Some of the other facilities named in the complaints are: Houston Processing Center in Texas, McHenry County Jail in Illinois, Otero County Detention Center in New Mexico, York Detention Center in Pennsylvania, Eloy Detention Center in Arizona, El Centro Service Processing Center in California, Willacy County Processing Center in Texas, La Salle Detention Center in Louisiana, Krome Service Processing Center in Florida.
Alexis, who was ultimately released from Santa Ana Jail after a judge granted her immigration relief, was in detention from August to September of last year in Theo Lacy where she states that she was confined to her pod for 22 hours with only two hours for time shared in a common dayroom, one of the complaints states. In some instances, she did not receive any dayroom time.
On one occasion, Alexis asked an officer why the dayroom time was so short.
He responded by saying she needed to learn not to be gay, using an offensive term, according to the complaint.
In addition, Alexis stated that the transgender group wasn’t given toilet paper. When they’d ask why the officer would respond with the anti-gay epithet, the complaint stated.
A month later she was transferred to the Santa Ana Jail where she was also subject to mistreatment and discrimination, according to the complaint. In addition, Alexis was denied her HIV treatment and never got to see a doctor the entire five months she was in the facility, she stated.
Another detainee by the name of Monica also filed a complaint, stating that she was denied her hormone therapy at the Santa Ana Jail after taking it for a decade prior to her detention and becoming physically and psychologically reliant on it.
Alexis was released in February after a judge stayed her deportation because she’d likely face persecution in her homeland.
The Obama Administration has said repeatedly that it is looking to overhaul the immigration detention system after in-custody deaths and longstanding allegations of mistreatment.
Agency officials routinely meet with nongovernmental organizations, such as the National Immigrant Justice Center to discuss immigration detention.
“As a result of these discussions as well as the agency’s overall detention reform efforts, early last month ICE issued formal guidance to address the care and housing of vulnerable and special needs detainees,” Kice said.

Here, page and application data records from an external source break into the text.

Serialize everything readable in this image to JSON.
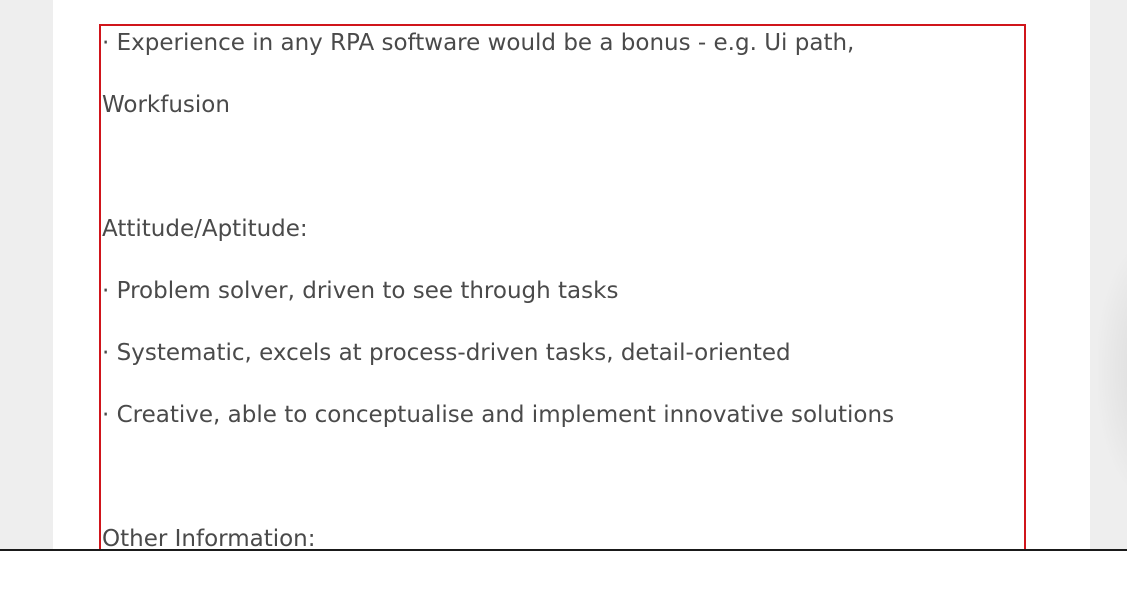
{
  "job_description": {
    "lines": [
      "· Experience in any RPA software would be a bonus - e.g. Ui path,",
      "Workfusion",
      "Attitude/Aptitude:",
      "· Problem solver, driven to see through tasks",
      "· Systematic, excels at process-driven tasks, detail-oriented",
      "· Creative, able to conceptualise and implement innovative solutions",
      "Other Information:"
    ]
  },
  "colors": {
    "page_background": "#eeeeee",
    "content_background": "#ffffff",
    "text": "#4a4a4a",
    "highlight_border": "#d0151b"
  }
}
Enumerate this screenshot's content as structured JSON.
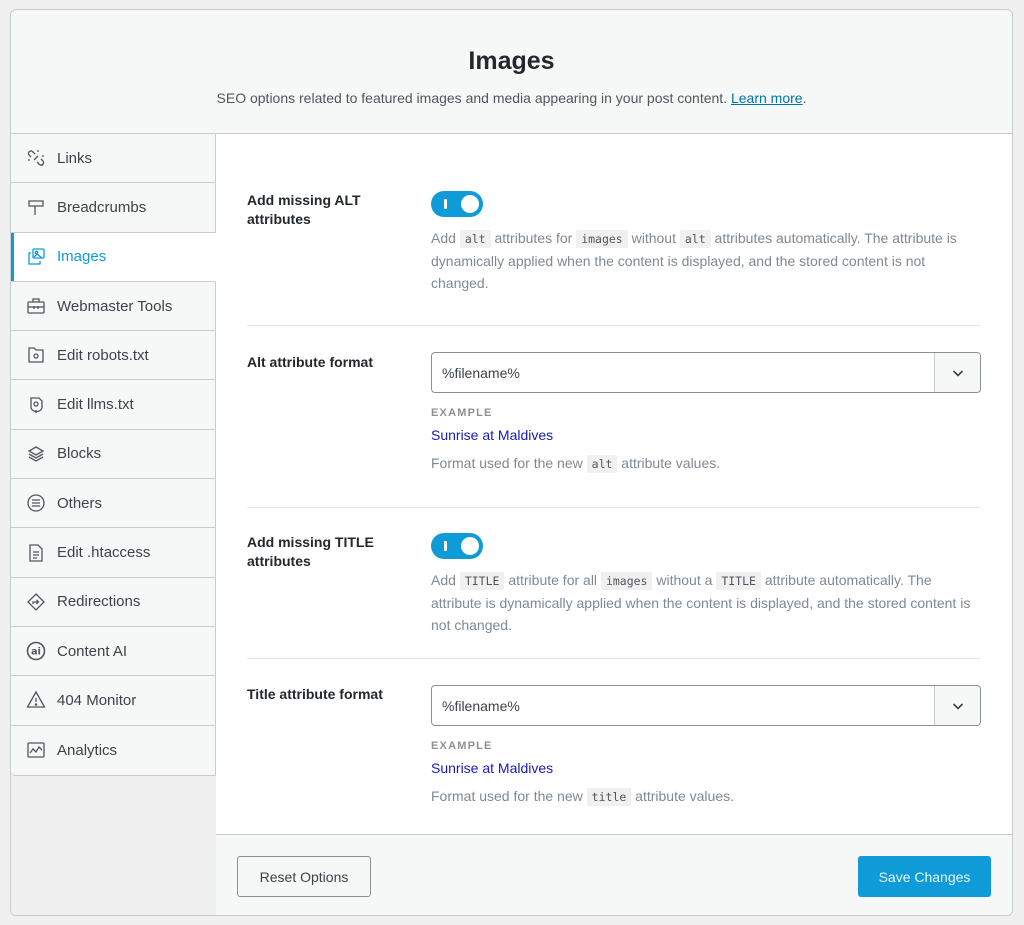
{
  "header": {
    "title": "Images",
    "description": "SEO options related to featured images and media appearing in your post content.",
    "learn_more": "Learn more",
    "period": "."
  },
  "sidebar": {
    "active": "Images",
    "items": [
      {
        "label": "Links",
        "icon": "links-icon"
      },
      {
        "label": "Breadcrumbs",
        "icon": "signpost-icon"
      },
      {
        "label": "Images",
        "icon": "images-icon"
      },
      {
        "label": "Webmaster Tools",
        "icon": "toolbox-icon"
      },
      {
        "label": "Edit robots.txt",
        "icon": "robots-file-icon"
      },
      {
        "label": "Edit llms.txt",
        "icon": "llms-file-icon"
      },
      {
        "label": "Blocks",
        "icon": "blocks-icon"
      },
      {
        "label": "Others",
        "icon": "list-circle-icon"
      },
      {
        "label": "Edit .htaccess",
        "icon": "htaccess-file-icon"
      },
      {
        "label": "Redirections",
        "icon": "redirect-icon"
      },
      {
        "label": "Content AI",
        "icon": "content-ai-icon"
      },
      {
        "label": "404 Monitor",
        "icon": "warning-icon"
      },
      {
        "label": "Analytics",
        "icon": "analytics-icon"
      }
    ]
  },
  "settings": {
    "alt_toggle": {
      "label": "Add missing ALT attributes",
      "enabled": true,
      "d1": "Add ",
      "c1": "alt",
      "d2": " attributes for ",
      "c2": "images",
      "d3": " without ",
      "c3": "alt",
      "d4": " attributes automatically. The attribute is dynamically applied when the content is displayed, and the stored content is not changed."
    },
    "alt_format": {
      "label": "Alt attribute format",
      "value": "%filename%",
      "example_label": "EXAMPLE",
      "example_value": "Sunrise at Maldives",
      "d1": "Format used for the new ",
      "c1": "alt",
      "d2": " attribute values."
    },
    "title_toggle": {
      "label": "Add missing TITLE attributes",
      "enabled": true,
      "d1": "Add ",
      "c1": "TITLE",
      "d2": " attribute for all ",
      "c2": "images",
      "d3": " without a ",
      "c3": "TITLE",
      "d4": " attribute automatically. The attribute is dynamically applied when the content is displayed, and the stored content is not changed."
    },
    "title_format": {
      "label": "Title attribute format",
      "value": "%filename%",
      "example_label": "EXAMPLE",
      "example_value": "Sunrise at Maldives",
      "d1": "Format used for the new ",
      "c1": "title",
      "d2": " attribute values."
    }
  },
  "footer": {
    "reset_label": "Reset Options",
    "save_label": "Save Changes"
  },
  "colors": {
    "accent": "#0e9bd8",
    "link": "#0073aa",
    "example": "#1a1ab8"
  }
}
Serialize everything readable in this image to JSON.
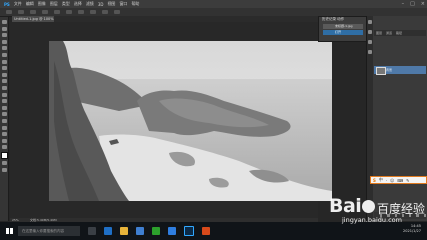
{
  "app": {
    "menu_items": [
      "PS",
      "文件",
      "编辑",
      "图像",
      "图层",
      "类型",
      "选择",
      "滤镜",
      "3D",
      "视图",
      "窗口",
      "帮助"
    ],
    "window_controls": [
      "–",
      "□",
      "×"
    ]
  },
  "document": {
    "tab_title": "Untitled-1.jpg @ 100%",
    "zoom": "25%",
    "doc_info": "文档:5.49M/5.49M"
  },
  "history_panel": {
    "title": "历史记录  动作",
    "snapshot_label": "未标题-1.jpg",
    "step_label": "打开"
  },
  "layers_panel": {
    "tabs": [
      "图层",
      "通道",
      "路径"
    ],
    "layer_name": "背景"
  },
  "ime_bar": {
    "label": "S",
    "items": [
      "中",
      "·",
      "☺",
      "⌨",
      "✎"
    ]
  },
  "taskbar": {
    "search_placeholder": "在这里输入你要搜索的内容",
    "time": "14:45",
    "date": "2021/1/27"
  },
  "watermark": {
    "logo_text_a": "Bai",
    "logo_text_b": "百度",
    "logo_suffix": "经验",
    "sub_text": "jingyan.baidu.com"
  },
  "colors": {
    "accent": "#2f6ea5",
    "layer_selected": "#4f79a8",
    "app_bg": "#262626"
  }
}
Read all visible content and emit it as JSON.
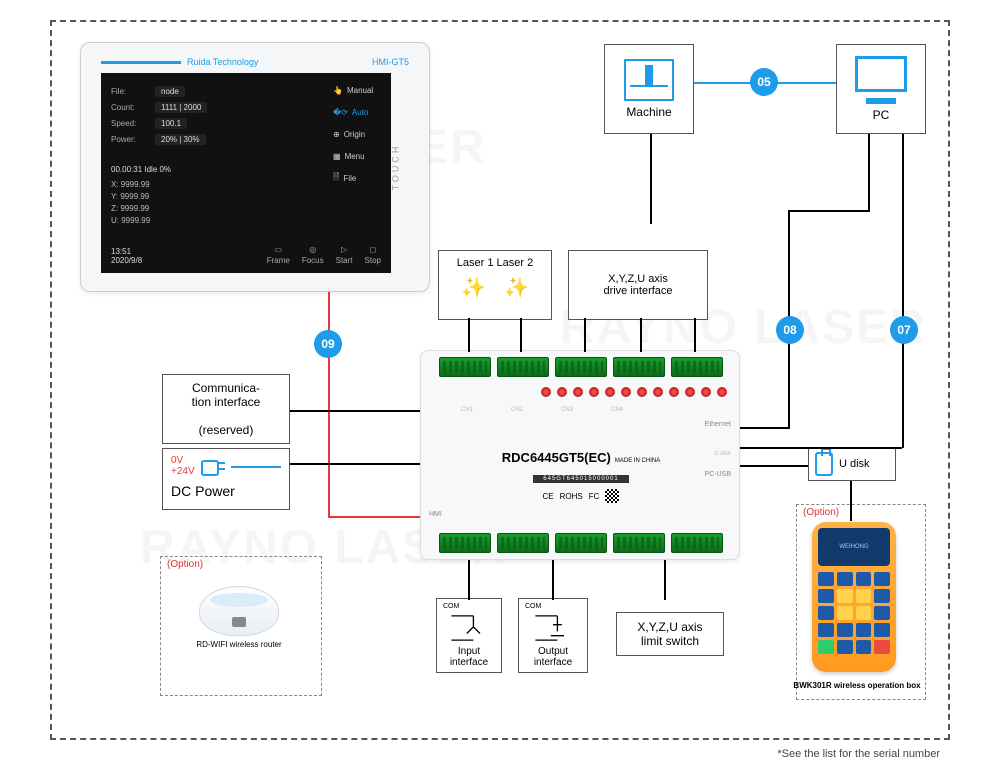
{
  "watermark": "RAYNO LASER",
  "bubbles": {
    "b05": "05",
    "b07": "07",
    "b08": "08",
    "b09": "09"
  },
  "nodes": {
    "machine": "Machine",
    "pc": "PC",
    "laser_box": "Laser 1  Laser 2",
    "drive_if": "X,Y,Z,U axis\ndrive interface",
    "comm_if": "Communica-\ntion interface\n\n(reserved)",
    "dc_power": "DC Power",
    "v0": "0V",
    "v24": "+24V",
    "udisk": "U disk",
    "input_if": "Input\ninterface",
    "output_if": "Output\ninterface",
    "limit_sw": "X,Y,Z,U axis\nlimit switch",
    "io_com": "COM"
  },
  "options": {
    "label": "(Option)",
    "router_caption": "RD-WIFI wireless router",
    "remote_caption": "BWK301R wireless operation box",
    "remote_screen": "WEIHONG"
  },
  "hmi": {
    "brand": "Ruida Technology",
    "model": "HMI-GT5",
    "touch": "TOUCH",
    "rows": {
      "file_lbl": "File:",
      "file_val": "node",
      "count_lbl": "Count:",
      "count_val": "1111 | 2000",
      "speed_lbl": "Speed:",
      "speed_val": "100.1",
      "power_lbl": "Power:",
      "power_val": "20% | 30%"
    },
    "side": {
      "manual": "Manual",
      "auto": "Auto",
      "origin": "Origin",
      "menu": "Menu",
      "file": "File"
    },
    "status": "00.00:31  Idle  0%",
    "coords": {
      "x": "X: 9999.99",
      "y": "Y: 9999.99",
      "z": "Z: 9999.99",
      "u": "U: 9999.99"
    },
    "time": "13:51",
    "date": "2020/9/8",
    "btns": {
      "frame": "Frame",
      "focus": "Focus",
      "start": "Start",
      "stop": "Stop"
    }
  },
  "controller": {
    "model": "RDC6445GT5(EC)",
    "made": "MADE IN CHINA",
    "sn": "645GT645015000001",
    "cert_ce": "CE",
    "cert_rohs": "ROHS",
    "cert_fc": "FC",
    "eth": "Ethernet",
    "pcusb": "PC-USB",
    "hmi": "HMI",
    "udisk_port": "U disk"
  },
  "footnote": "*See the list for the serial number"
}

The Department of Homeland Security has said that it would move away from contracting with local authorities to provide beds for its detainees.
However, in the fall of last year ICE and Orange County forged a contract to provide about 800 beds for immigration detainees at Theo Lacy and James Musick Facility near Irvine.
Critics of the department said the Orange County agreement is a departure from proposed overhauls aimed at reducing abuse within its detention system.
They pointed to the various allegations of in-detention deaths and inhumane treatment of detainees at municipal jails that contract with ICE.
from The OC Register